Greek Prime Minister Antonis Samaras’ hopes of putting the floundering Greek economy on the road to recovery took another hit with the release of figures showing that the country’s unemployment rate hit another record high and was at 25.1 percent in July.
The jobless rate rose from 24.8 percent a month earlier, according to the country’s statistics service ELSTAT. Nearly two million people in Greece are without work, including those whose year-long benefits have run out.

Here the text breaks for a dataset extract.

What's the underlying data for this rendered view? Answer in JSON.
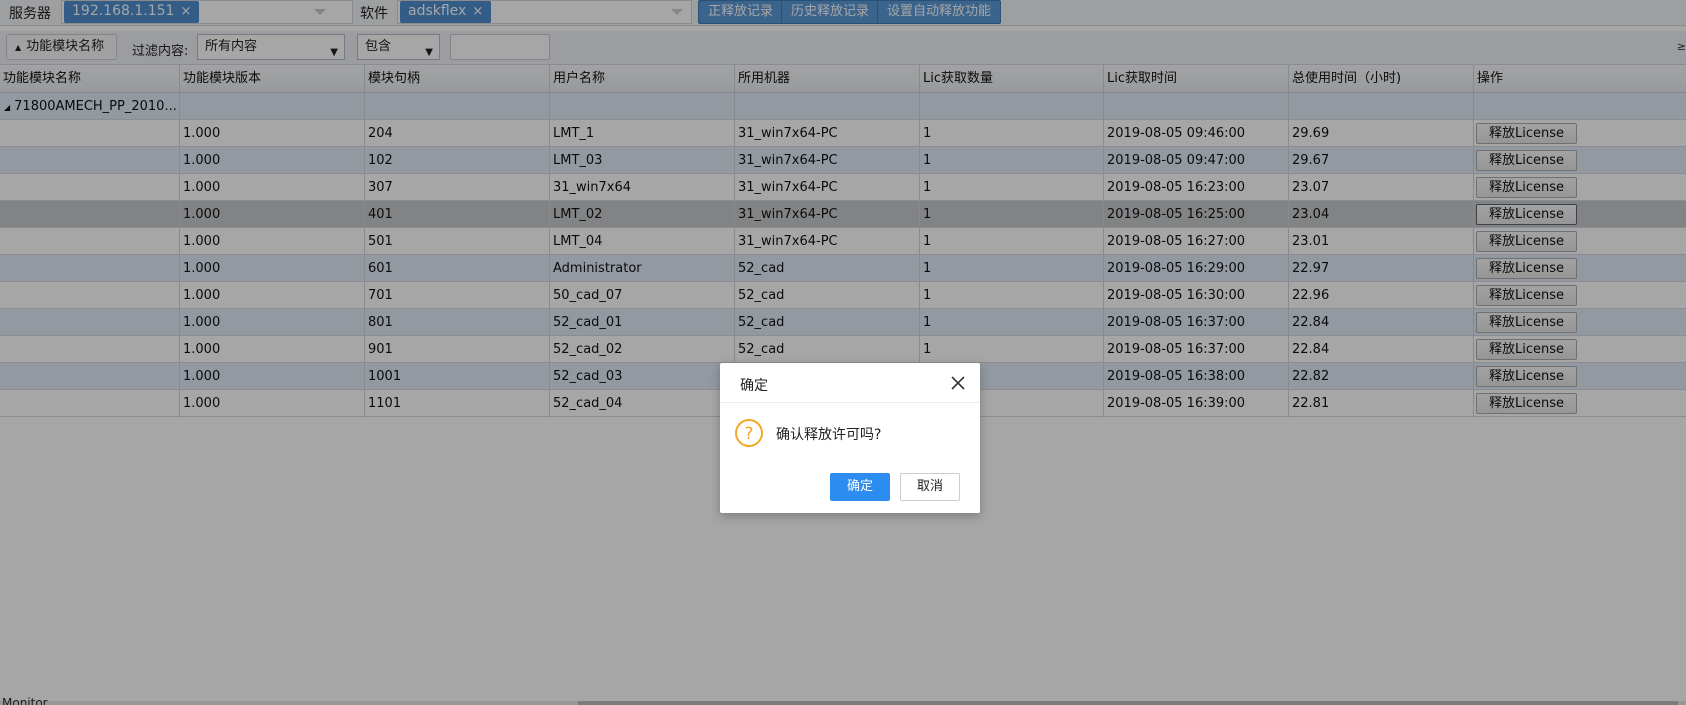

Austerity measures imposed in the last 2-1/2 years on the orders of international lenders have largely backfired and worsened the plight of many Greeks, closed 68,000 businesses and is shrinking the economy by 7 percents. Samaras’ uneasy coalition government is set to implement more of the same conditions in a $17.45 billion spending cut and tax hike plan needed to get the release of a $38.8 billion foreign aid package.

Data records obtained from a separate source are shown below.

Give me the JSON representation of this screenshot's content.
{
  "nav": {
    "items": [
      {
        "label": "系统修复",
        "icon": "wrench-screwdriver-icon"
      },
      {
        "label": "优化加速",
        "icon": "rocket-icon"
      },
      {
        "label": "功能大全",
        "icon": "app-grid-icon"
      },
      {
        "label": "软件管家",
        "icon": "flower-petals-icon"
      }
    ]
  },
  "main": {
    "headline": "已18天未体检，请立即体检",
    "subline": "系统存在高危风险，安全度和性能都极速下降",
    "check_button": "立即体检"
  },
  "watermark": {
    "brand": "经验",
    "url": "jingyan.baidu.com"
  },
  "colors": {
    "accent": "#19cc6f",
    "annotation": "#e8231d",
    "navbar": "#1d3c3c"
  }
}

The unemployment has risen for the last 35 months and nearly 55 percent of those under 25 are without work. Unemployment benefits have also been cut as has the minimum wage making it difficult even for those with jobs to make ends meets. Greece’s jobless rate is more than twice the 11.4 percent average in the 17-member Eurozone of countries using the euro.